From atop Horsley Hills, the terrain seems beautiful yet bleak. Dry, rugged hills and stony plains stretch as far as the eyes can see, burning under the relentless summer sun. But when you&rsquore at the very top of Horsley Hills, the heat and parched land are a distant apparition. For this is a destination that is mournfully rare in Andhra Pradesh &mdash a hill station. The hilly outcrop rises steeply to altitudes of 4,000ft, which ensures cool climes throughout the year and misty vistas in the monsoons.
Horsley Hills was initially known as Yenugu Mallama Konda after a young girl who, it is said, was reared by elephants and cured the ailments of the area&rsquos residents. One day she disappeared and ever since then, the people began worshipping her as a goddess. A temple stands in her honour atop the hill.

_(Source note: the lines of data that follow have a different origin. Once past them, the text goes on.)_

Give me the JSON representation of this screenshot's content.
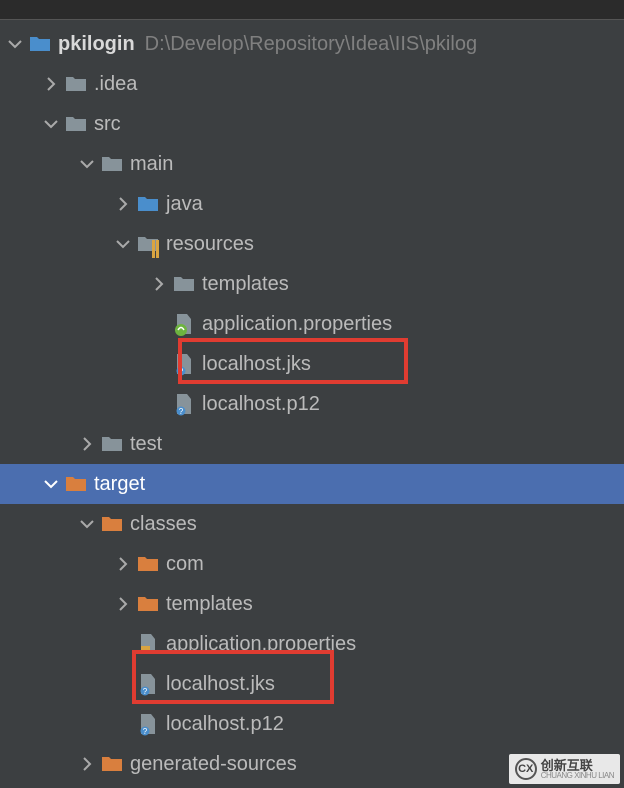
{
  "topBar": {},
  "project": {
    "name": "pkilogin",
    "path": "D:\\Develop\\Repository\\Idea\\IIS\\pkilog"
  },
  "tree": {
    "idea": ".idea",
    "src": "src",
    "main": "main",
    "java": "java",
    "resources": "resources",
    "templates": "templates",
    "app_props": "application.properties",
    "localhost_jks": "localhost.jks",
    "localhost_p12": "localhost.p12",
    "test": "test",
    "target": "target",
    "classes": "classes",
    "com": "com",
    "templates2": "templates",
    "app_props2": "application.properties",
    "localhost_jks2": "localhost.jks",
    "localhost_p122": "localhost.p12",
    "generated_sources": "generated-sources"
  },
  "watermark": {
    "logo": "CX",
    "cn": "创新互联",
    "en": "CHUANG XINHU LIAN"
  }
}
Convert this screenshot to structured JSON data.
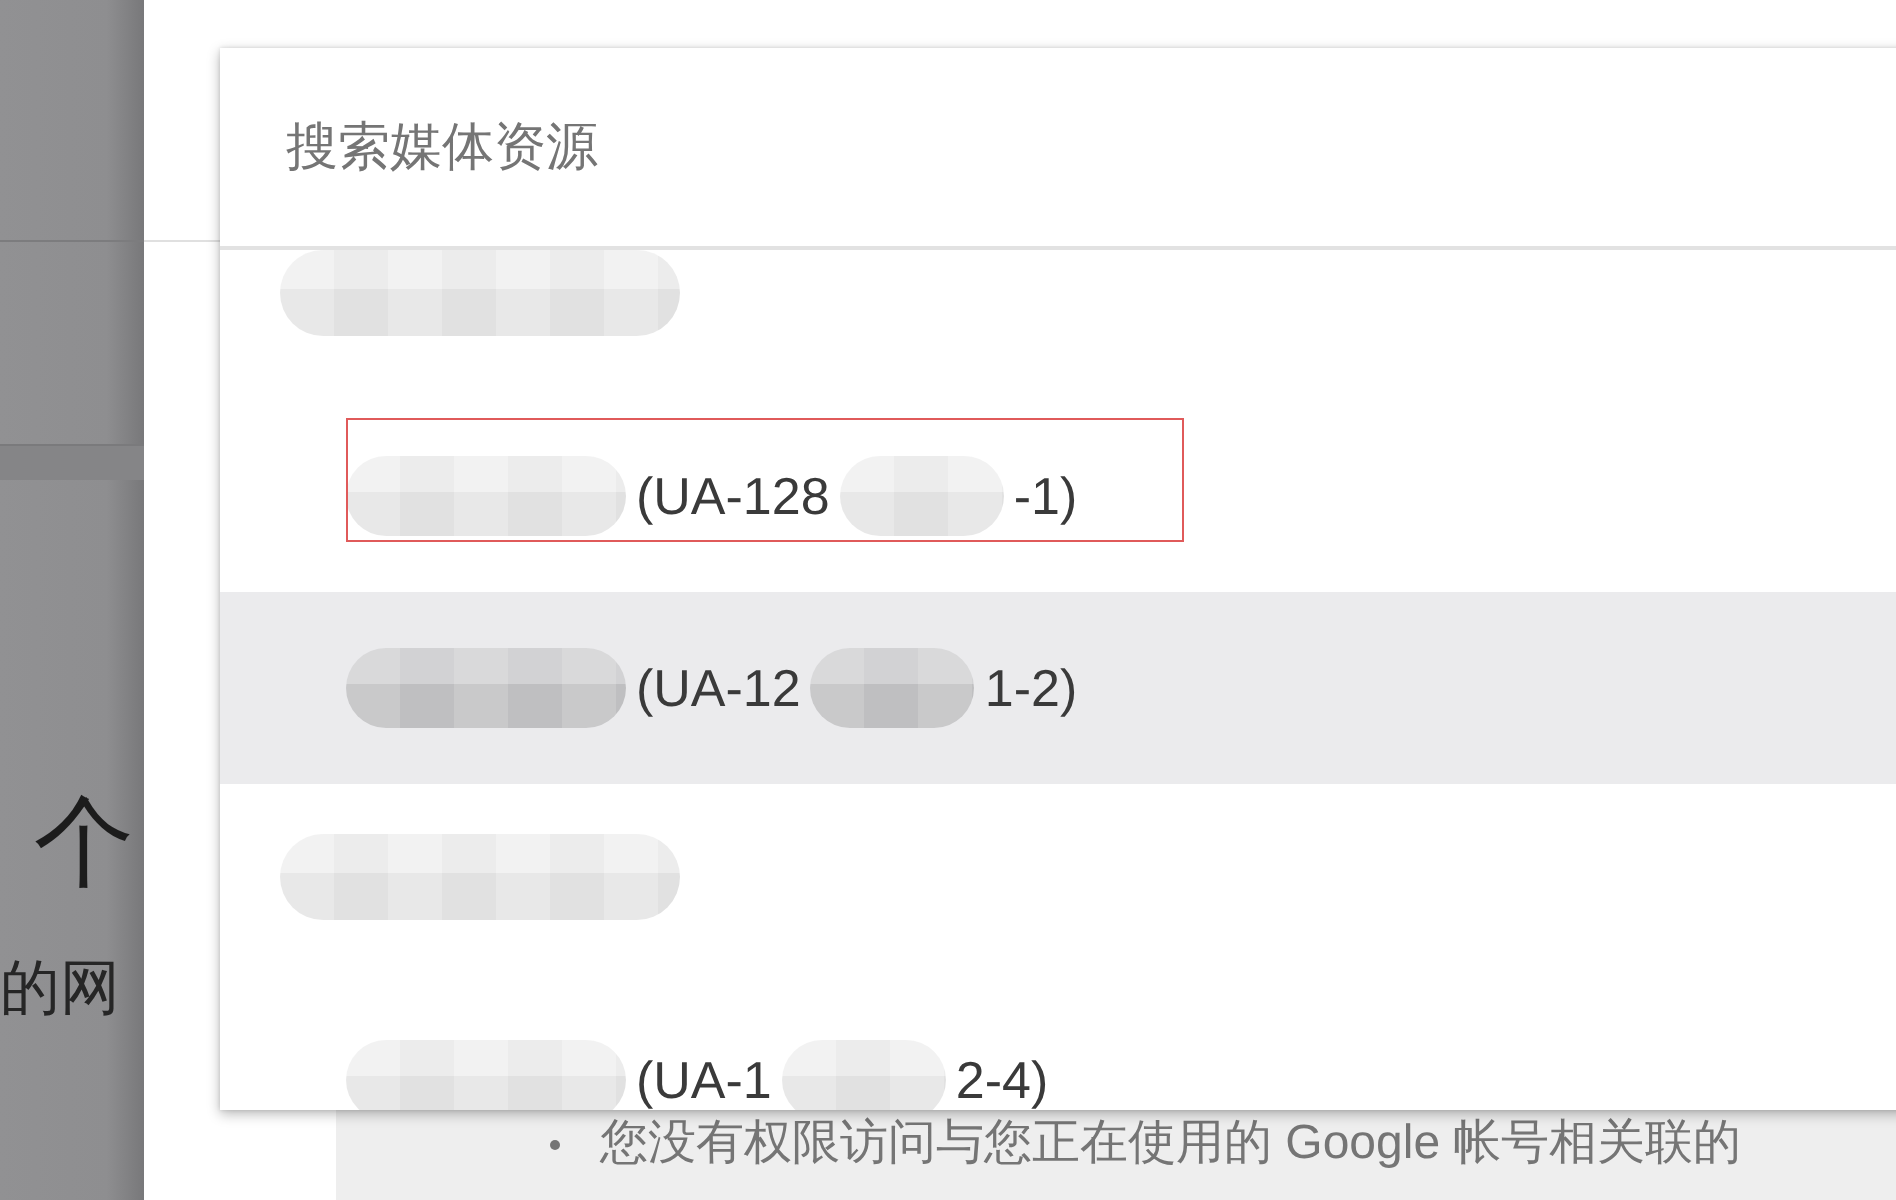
{
  "backdrop": {
    "heading": "个",
    "subheading": "的网"
  },
  "search": {
    "placeholder": "搜索媒体资源"
  },
  "rows": [
    {
      "kind": "group",
      "parts": [
        {
          "kind": "redacted"
        }
      ]
    },
    {
      "kind": "property",
      "selected": false,
      "annotated": true,
      "parts": [
        {
          "kind": "redacted"
        },
        {
          "kind": "text",
          "text": "(UA-128"
        },
        {
          "kind": "redacted"
        },
        {
          "kind": "text",
          "text": "-1)"
        }
      ]
    },
    {
      "kind": "property",
      "selected": true,
      "annotated": false,
      "parts": [
        {
          "kind": "redacted"
        },
        {
          "kind": "text",
          "text": "(UA-12"
        },
        {
          "kind": "redacted"
        },
        {
          "kind": "text",
          "text": "1-2)"
        }
      ]
    },
    {
      "kind": "group",
      "parts": [
        {
          "kind": "redacted"
        }
      ]
    },
    {
      "kind": "property",
      "selected": false,
      "annotated": false,
      "parts": [
        {
          "kind": "redacted"
        },
        {
          "kind": "text",
          "text": "(UA-1"
        },
        {
          "kind": "redacted"
        },
        {
          "kind": "text",
          "text": "2-4)"
        }
      ]
    }
  ],
  "notice": {
    "text": "您没有权限访问与您正在使用的 Google 帐号相关联的"
  }
}
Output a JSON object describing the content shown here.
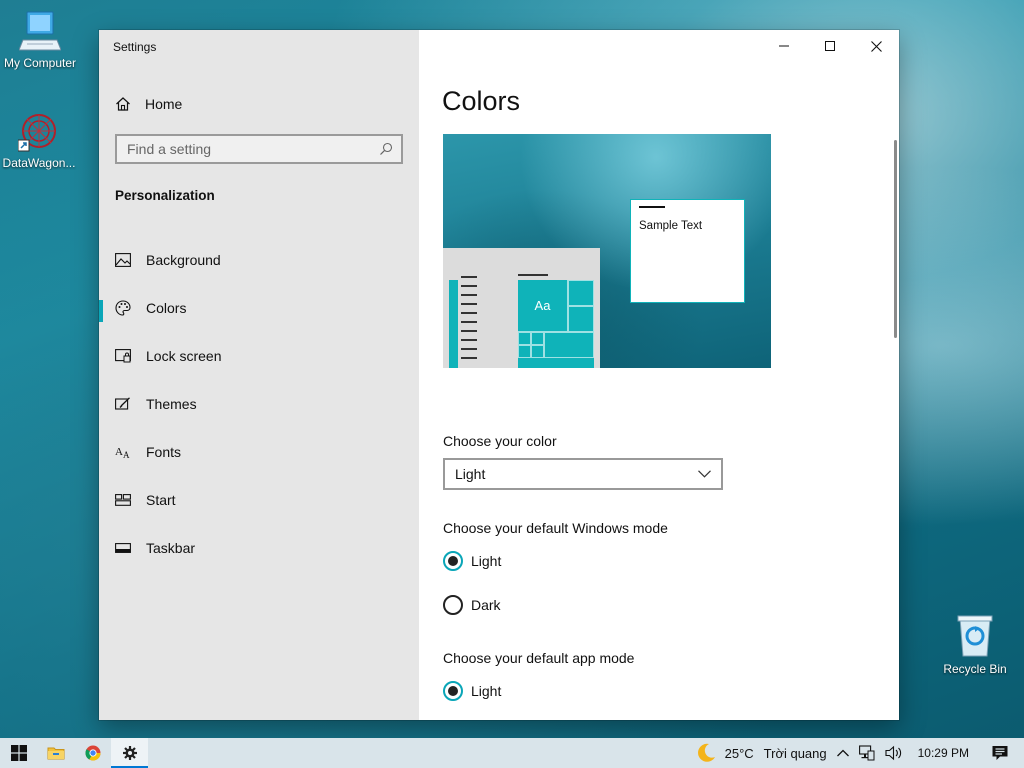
{
  "desktop": {
    "icons": [
      {
        "label": "My Computer",
        "icon": "computer-icon"
      },
      {
        "label": "DataWagon...",
        "icon": "datawagon-icon"
      },
      {
        "label": "Recycle Bin",
        "icon": "recycle-bin-icon"
      }
    ]
  },
  "window": {
    "title": "Settings",
    "buttons": {
      "minimize": "minimize-icon",
      "maximize": "maximize-icon",
      "close": "close-icon"
    }
  },
  "sidebar": {
    "home_label": "Home",
    "search_placeholder": "Find a setting",
    "section": "Personalization",
    "items": [
      {
        "label": "Background",
        "icon": "image-icon"
      },
      {
        "label": "Colors",
        "icon": "palette-icon",
        "active": true
      },
      {
        "label": "Lock screen",
        "icon": "lock-screen-icon"
      },
      {
        "label": "Themes",
        "icon": "themes-icon"
      },
      {
        "label": "Fonts",
        "icon": "fonts-icon"
      },
      {
        "label": "Start",
        "icon": "start-icon"
      },
      {
        "label": "Taskbar",
        "icon": "taskbar-icon"
      }
    ]
  },
  "main": {
    "title": "Colors",
    "preview": {
      "sample_text": "Sample Text",
      "tile_text": "Aa"
    },
    "choose_color_label": "Choose your color",
    "choose_color_value": "Light",
    "windows_mode_label": "Choose your default Windows mode",
    "windows_mode_options": [
      {
        "label": "Light",
        "checked": true
      },
      {
        "label": "Dark",
        "checked": false
      }
    ],
    "app_mode_label": "Choose your default app mode",
    "app_mode_options": [
      {
        "label": "Light",
        "checked": true
      }
    ]
  },
  "taskbar": {
    "weather_temp": "25°C",
    "weather_desc": "Trời quang",
    "time": "10:29 PM"
  },
  "colors": {
    "accent": "#0aa6b8",
    "tile": "#0fb3b9"
  }
}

In 1863, WH Horsley, the British Collector of Kadapa built a forest resthouse here to escape the heat of the plains. Subsequently, various other bungalows were added, which are still extant. In the southern dry deciduous forests here, the British planted exotic species such as mahogany, coffee, eucalyptus and silver oak. The area hosts a variety of wildlife such as wild boars, bears, monkeys, jungle fowls and snakes.
Thing to See & Do
Horsley Hills is rather small &mdash you can walk from one end to another in 15 minutes. There is not much to &lsquodo&rsquo here apart from enjoying the delightful weather and taking in the views &mdash ideal for a lazy vacation.
Built around Horsley&rsquos forest resthouse, the Environmental Centre is basically a park. At its entrance is a zoo with a modest assortment of animals such as deer, peacocks, rabbits and crocodiles. Further ahead, lies the resthouse built by Horsley. To its south is a viewpoint from where you can see the urban sprawl of Madanapalle in the distance. A mammoth 150-year-old eucalyptus tree known as Kalyani stands proudly next to the resthouse. A trail behind the resthouse takes you to a small pavilion with a statue of Krishna. This is the highest point on the hill. To the north is the Nature Study Centre, which is usually closed. Manasa Sarovar, the only freshwater source atop the hills, is next to it.
Horsley Hills Viewpoint
On the western side of the hills is a large rocky slope which descends gently. This is known as the Horsley Hills Viewpoint. There are a few benches here for visitors to enjoy the vistas and the strong breeze.
Where to Stay & Eat
The best place to stay is APTDC&rsquos Haritha Hill Resort. It has a restaurant, gym and swimming pool. They also arrange treks. Holiday Home which also has a restaurant is another option.
A few eateries spring up during high season and weekends, but for the rest of the year, the only option is the Haritha restaurant.
Around Horsley Hills
From a distance, Gurramkonda looks massive. The mammoth hill, consisting of a monolithic chunk of rock, is quite extraordinary. The present entrance of the fort is near the Rangini Mahal, which is in a remarkable state of preservation. A path begins from near the palace to the top of the slope. After a minute&rsquos walk, a diversion in the trail takes you to an ancient temple, whose mandapa has pillars embellished with sculptures. As you head uphill, you will come across various gates and layers of fortifications. Closer to the summit, you will find a few reservoirs and dilapidated bastions, granaries, barracks and armouries. You might also stumble across wild hares and snakes. While the structures atop the fort are not particularly remarkable, the views are magnificent.